(Component data from apps and pages)

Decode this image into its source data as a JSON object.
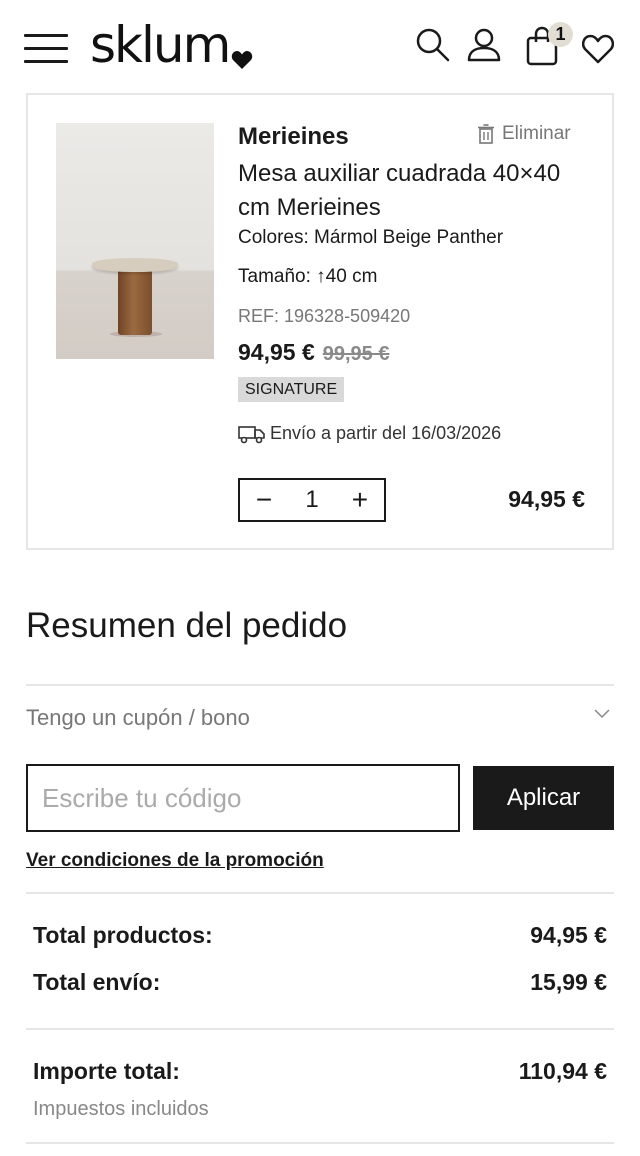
{
  "header": {
    "logo_text": "sklum",
    "cart_count": "1",
    "icons": [
      "menu-icon",
      "search-icon",
      "user-icon",
      "shopping-bag-icon",
      "heart-icon"
    ]
  },
  "product": {
    "brand": "Merieines",
    "remove_label": "Eliminar",
    "name": "Mesa auxiliar cuadrada 40×40 cm Merieines",
    "colors": "Colores: Mármol Beige Panther",
    "size": "Tamaño: ↑40 cm",
    "ref": "REF: 196328-509420",
    "price": "94,95 €",
    "old_price": "99,95 €",
    "badge": "SIGNATURE",
    "shipping": "Envío a partir del 16/03/2026",
    "quantity": "1",
    "line_total": "94,95 €"
  },
  "summary": {
    "title": "Resumen del pedido",
    "coupon_label": "Tengo un cupón / bono",
    "code_placeholder": "Escribe tu código",
    "apply_label": "Aplicar",
    "promo_link": "Ver condiciones de la promoción",
    "products_label": "Total productos:",
    "products_value": "94,95 €",
    "shipping_label": "Total envío:",
    "shipping_value": "15,99 €",
    "total_label": "Importe total:",
    "total_value": "110,94 €",
    "tax_note": "Impuestos incluidos"
  },
  "colors": {
    "text": "#1a1a1a",
    "muted": "#777777",
    "badge_bg": "#d9d9d9",
    "cart_badge_bg": "#e2ddd2",
    "button_bg": "#1a1a1a",
    "border": "#e6e6e6"
  }
}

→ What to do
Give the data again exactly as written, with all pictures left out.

→ Answer below
Decode this image into its source data as a JSON object.
{
  "header": {
    "logo_text": "sklum",
    "cart_count": "1",
    "icons": [
      "menu-icon",
      "search-icon",
      "user-icon",
      "shopping-bag-icon",
      "heart-icon"
    ]
  },
  "product": {
    "brand": "Merieines",
    "remove_label": "Eliminar",
    "name": "Mesa auxiliar cuadrada 40×40 cm Merieines",
    "colors": "Colores: Mármol Beige Panther",
    "size": "Tamaño: ↑40 cm",
    "ref": "REF: 196328-509420",
    "price": "94,95 €",
    "old_price": "99,95 €",
    "badge": "SIGNATURE",
    "shipping": "Envío a partir del 16/03/2026",
    "quantity": "1",
    "line_total": "94,95 €"
  },
  "summary": {
    "title": "Resumen del pedido",
    "coupon_label": "Tengo un cupón / bono",
    "code_placeholder": "Escribe tu código",
    "apply_label": "Aplicar",
    "promo_link": "Ver condiciones de la promoción",
    "products_label": "Total productos:",
    "products_value": "94,95 €",
    "shipping_label": "Total envío:",
    "shipping_value": "15,99 €",
    "total_label": "Importe total:",
    "total_value": "110,94 €",
    "tax_note": "Impuestos incluidos"
  },
  "colors": {
    "text": "#1a1a1a",
    "muted": "#777777",
    "badge_bg": "#d9d9d9",
    "cart_badge_bg": "#e2ddd2",
    "button_bg": "#1a1a1a",
    "border": "#e6e6e6"
  }
}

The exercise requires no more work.